Brief —
Print every entry exactly once more, omitting each picture.

Dataset rows describing interfaces —
================
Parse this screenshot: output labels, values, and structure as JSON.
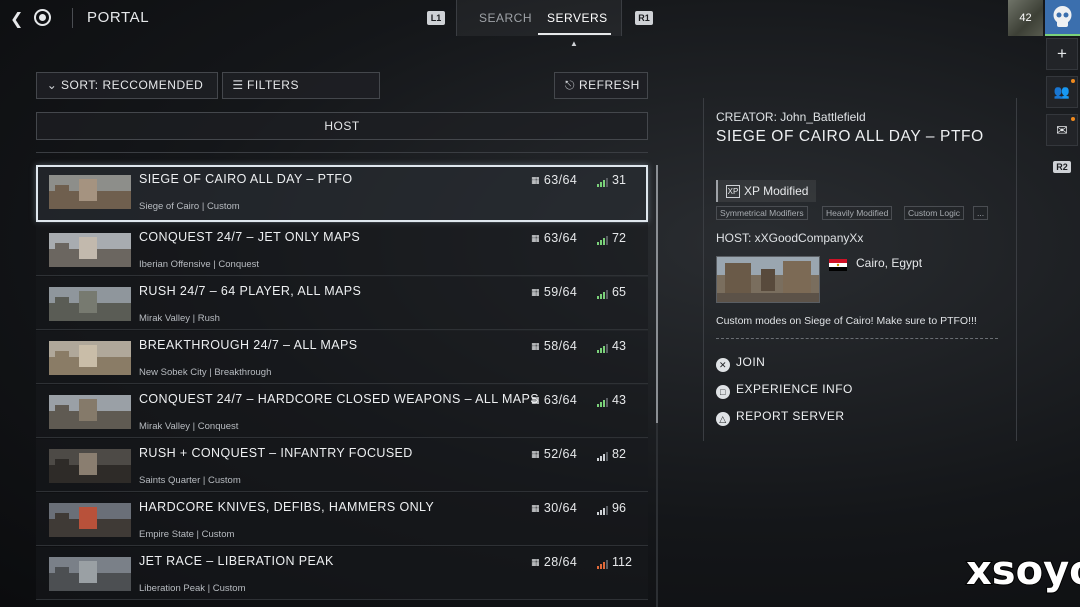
{
  "topbar": {
    "back_icon": "chevron-left-icon",
    "home_icon": "target-icon",
    "title": "PORTAL",
    "l1": "L1",
    "r1": "R1",
    "tabs": [
      {
        "label": "SEARCH",
        "active": false
      },
      {
        "label": "SERVERS",
        "active": true
      }
    ]
  },
  "profile": {
    "level": "42",
    "rail": [
      {
        "icon": "plus-icon",
        "glyph": "+"
      },
      {
        "icon": "friends-icon",
        "glyph": "👥"
      },
      {
        "icon": "mail-icon",
        "glyph": "✉"
      },
      {
        "icon": "r2-icon",
        "glyph": "R2"
      }
    ]
  },
  "controls": {
    "sort_label": "SORT: RECCOMENDED",
    "filters_label": "FILTERS",
    "refresh_label": "REFRESH",
    "host_label": "HOST"
  },
  "servers": [
    {
      "name": "SIEGE OF CAIRO ALL DAY – PTFO",
      "sub": "Siege of Cairo | Custom",
      "players": "63/64",
      "ping": "31",
      "ping_color": "#7bd17a",
      "selected": true
    },
    {
      "name": "CONQUEST 24/7 – JET ONLY MAPS",
      "sub": "Iberian Offensive | Conquest",
      "players": "63/64",
      "ping": "72",
      "ping_color": "#7bd17a",
      "selected": false
    },
    {
      "name": "RUSH 24/7 – 64  PLAYER, ALL MAPS",
      "sub": "Mirak Valley | Rush",
      "players": "59/64",
      "ping": "65",
      "ping_color": "#7bd17a",
      "selected": false
    },
    {
      "name": "BREAKTHROUGH 24/7 – ALL MAPS",
      "sub": "New Sobek City | Breakthrough",
      "players": "58/64",
      "ping": "43",
      "ping_color": "#7bd17a",
      "selected": false
    },
    {
      "name": "CONQUEST 24/7 – HARDCORE CLOSED WEAPONS – ALL MAPS",
      "sub": "Mirak Valley | Conquest",
      "players": "63/64",
      "ping": "43",
      "ping_color": "#7bd17a",
      "selected": false
    },
    {
      "name": "RUSH + CONQUEST – INFANTRY FOCUSED",
      "sub": "Saints Quarter | Custom",
      "players": "52/64",
      "ping": "82",
      "ping_color": "#cfd2d6",
      "selected": false
    },
    {
      "name": "HARDCORE KNIVES, DEFIBS, HAMMERS ONLY",
      "sub": "Empire State | Custom",
      "players": "30/64",
      "ping": "96",
      "ping_color": "#cfd2d6",
      "selected": false
    },
    {
      "name": "JET RACE – LIBERATION PEAK",
      "sub": "Liberation Peak | Custom",
      "players": "28/64",
      "ping": "112",
      "ping_color": "#e06a3a",
      "selected": false
    }
  ],
  "details": {
    "creator": "CREATOR:  John_Battlefield",
    "title": "SIEGE OF CAIRO ALL DAY – PTFO",
    "xp_label": "XP Modified",
    "xp_icon": "XP",
    "tags": [
      "Symmetrical Modifiers",
      "Heavily Modified",
      "Custom Logic",
      "..."
    ],
    "host": "HOST:  xXGoodCompanyXx",
    "location": "Cairo, Egypt",
    "description": "Custom modes on Siege of Cairo! Make sure to PTFO!!!",
    "actions": [
      {
        "label": "JOIN",
        "icon": "cross-button-icon",
        "glyph": "✕"
      },
      {
        "label": "EXPERIENCE INFO",
        "icon": "square-button-icon",
        "glyph": "□"
      },
      {
        "label": "REPORT SERVER",
        "icon": "triangle-button-icon",
        "glyph": "△"
      }
    ]
  },
  "watermark": "xsoyo"
}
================
Exercise result —
Parse this screenshot: output labels, values, and structure as JSON.
{
  "topbar": {
    "back_icon": "chevron-left-icon",
    "home_icon": "target-icon",
    "title": "PORTAL",
    "l1": "L1",
    "r1": "R1",
    "tabs": [
      {
        "label": "SEARCH",
        "active": false
      },
      {
        "label": "SERVERS",
        "active": true
      }
    ]
  },
  "profile": {
    "level": "42",
    "rail": [
      {
        "icon": "plus-icon",
        "glyph": "+"
      },
      {
        "icon": "friends-icon",
        "glyph": "👥"
      },
      {
        "icon": "mail-icon",
        "glyph": "✉"
      },
      {
        "icon": "r2-icon",
        "glyph": "R2"
      }
    ]
  },
  "controls": {
    "sort_label": "SORT: RECCOMENDED",
    "filters_label": "FILTERS",
    "refresh_label": "REFRESH",
    "host_label": "HOST"
  },
  "servers": [
    {
      "name": "SIEGE OF CAIRO ALL DAY – PTFO",
      "sub": "Siege of Cairo | Custom",
      "players": "63/64",
      "ping": "31",
      "ping_color": "#7bd17a",
      "selected": true
    },
    {
      "name": "CONQUEST 24/7 – JET ONLY MAPS",
      "sub": "Iberian Offensive | Conquest",
      "players": "63/64",
      "ping": "72",
      "ping_color": "#7bd17a",
      "selected": false
    },
    {
      "name": "RUSH 24/7 – 64  PLAYER, ALL MAPS",
      "sub": "Mirak Valley | Rush",
      "players": "59/64",
      "ping": "65",
      "ping_color": "#7bd17a",
      "selected": false
    },
    {
      "name": "BREAKTHROUGH 24/7 – ALL MAPS",
      "sub": "New Sobek City | Breakthrough",
      "players": "58/64",
      "ping": "43",
      "ping_color": "#7bd17a",
      "selected": false
    },
    {
      "name": "CONQUEST 24/7 – HARDCORE CLOSED WEAPONS – ALL MAPS",
      "sub": "Mirak Valley | Conquest",
      "players": "63/64",
      "ping": "43",
      "ping_color": "#7bd17a",
      "selected": false
    },
    {
      "name": "RUSH + CONQUEST – INFANTRY FOCUSED",
      "sub": "Saints Quarter | Custom",
      "players": "52/64",
      "ping": "82",
      "ping_color": "#cfd2d6",
      "selected": false
    },
    {
      "name": "HARDCORE KNIVES, DEFIBS, HAMMERS ONLY",
      "sub": "Empire State | Custom",
      "players": "30/64",
      "ping": "96",
      "ping_color": "#cfd2d6",
      "selected": false
    },
    {
      "name": "JET RACE – LIBERATION PEAK",
      "sub": "Liberation Peak | Custom",
      "players": "28/64",
      "ping": "112",
      "ping_color": "#e06a3a",
      "selected": false
    }
  ],
  "details": {
    "creator": "CREATOR:  John_Battlefield",
    "title": "SIEGE OF CAIRO ALL DAY – PTFO",
    "xp_label": "XP Modified",
    "xp_icon": "XP",
    "tags": [
      "Symmetrical Modifiers",
      "Heavily Modified",
      "Custom Logic",
      "..."
    ],
    "host": "HOST:  xXGoodCompanyXx",
    "location": "Cairo, Egypt",
    "description": "Custom modes on Siege of Cairo! Make sure to PTFO!!!",
    "actions": [
      {
        "label": "JOIN",
        "icon": "cross-button-icon",
        "glyph": "✕"
      },
      {
        "label": "EXPERIENCE INFO",
        "icon": "square-button-icon",
        "glyph": "□"
      },
      {
        "label": "REPORT SERVER",
        "icon": "triangle-button-icon",
        "glyph": "△"
      }
    ]
  },
  "watermark": "xsoyo"
}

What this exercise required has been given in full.